* WHAT IS NEEDED
The records that follow are to be copied word for word. Pictures should be omitted.

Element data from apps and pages
----------

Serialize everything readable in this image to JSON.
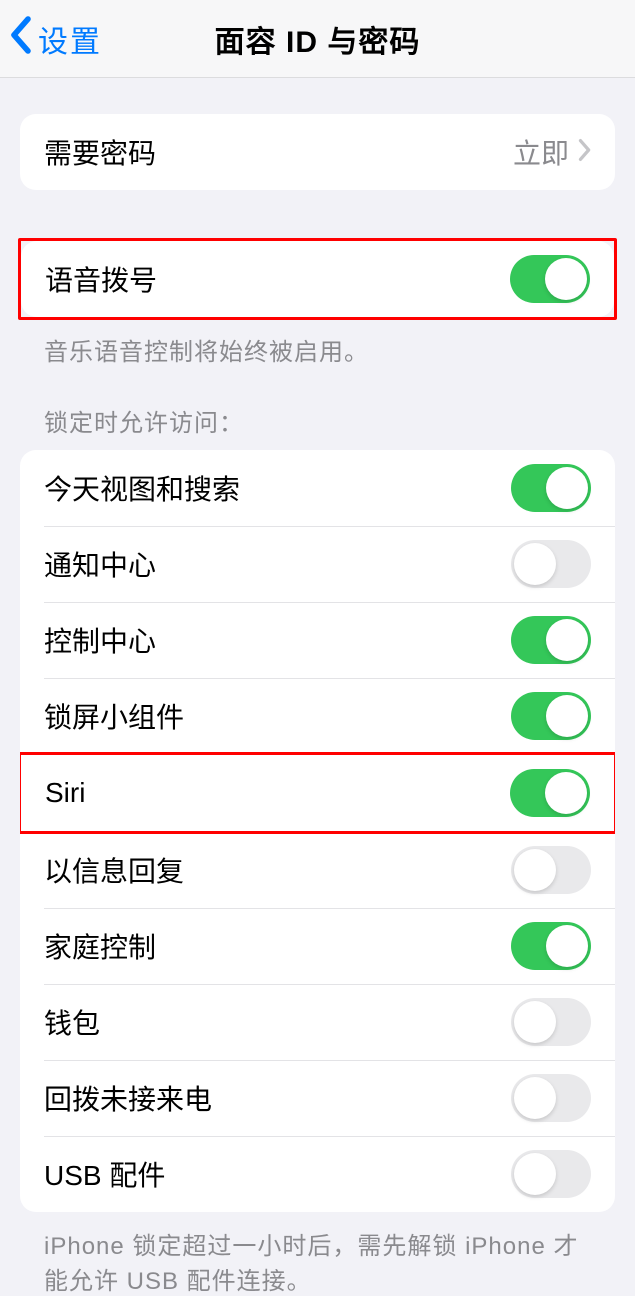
{
  "nav": {
    "back": "设置",
    "title": "面容 ID 与密码"
  },
  "require_passcode": {
    "label": "需要密码",
    "value": "立即"
  },
  "voice_dial": {
    "label": "语音拨号",
    "footer": "音乐语音控制将始终被启用。"
  },
  "lock_access": {
    "header": "锁定时允许访问：",
    "items": [
      {
        "label": "今天视图和搜索",
        "on": true
      },
      {
        "label": "通知中心",
        "on": false
      },
      {
        "label": "控制中心",
        "on": true
      },
      {
        "label": "锁屏小组件",
        "on": true
      },
      {
        "label": "Siri",
        "on": true
      },
      {
        "label": "以信息回复",
        "on": false
      },
      {
        "label": "家庭控制",
        "on": true
      },
      {
        "label": "钱包",
        "on": false
      },
      {
        "label": "回拨未接来电",
        "on": false
      },
      {
        "label": "USB 配件",
        "on": false
      }
    ],
    "footer": "iPhone 锁定超过一小时后，需先解锁 iPhone 才能允许 USB 配件连接。"
  }
}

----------

* RESULT OF THE EXERCISE
Serialize everything readable in this image to JSON.
{
  "nav": {
    "back": "设置",
    "title": "面容 ID 与密码"
  },
  "require_passcode": {
    "label": "需要密码",
    "value": "立即"
  },
  "voice_dial": {
    "label": "语音拨号",
    "footer": "音乐语音控制将始终被启用。"
  },
  "lock_access": {
    "header": "锁定时允许访问：",
    "items": [
      {
        "label": "今天视图和搜索",
        "on": true
      },
      {
        "label": "通知中心",
        "on": false
      },
      {
        "label": "控制中心",
        "on": true
      },
      {
        "label": "锁屏小组件",
        "on": true
      },
      {
        "label": "Siri",
        "on": true
      },
      {
        "label": "以信息回复",
        "on": false
      },
      {
        "label": "家庭控制",
        "on": true
      },
      {
        "label": "钱包",
        "on": false
      },
      {
        "label": "回拨未接来电",
        "on": false
      },
      {
        "label": "USB 配件",
        "on": false
      }
    ],
    "footer": "iPhone 锁定超过一小时后，需先解锁 iPhone 才能允许 USB 配件连接。"
  }
}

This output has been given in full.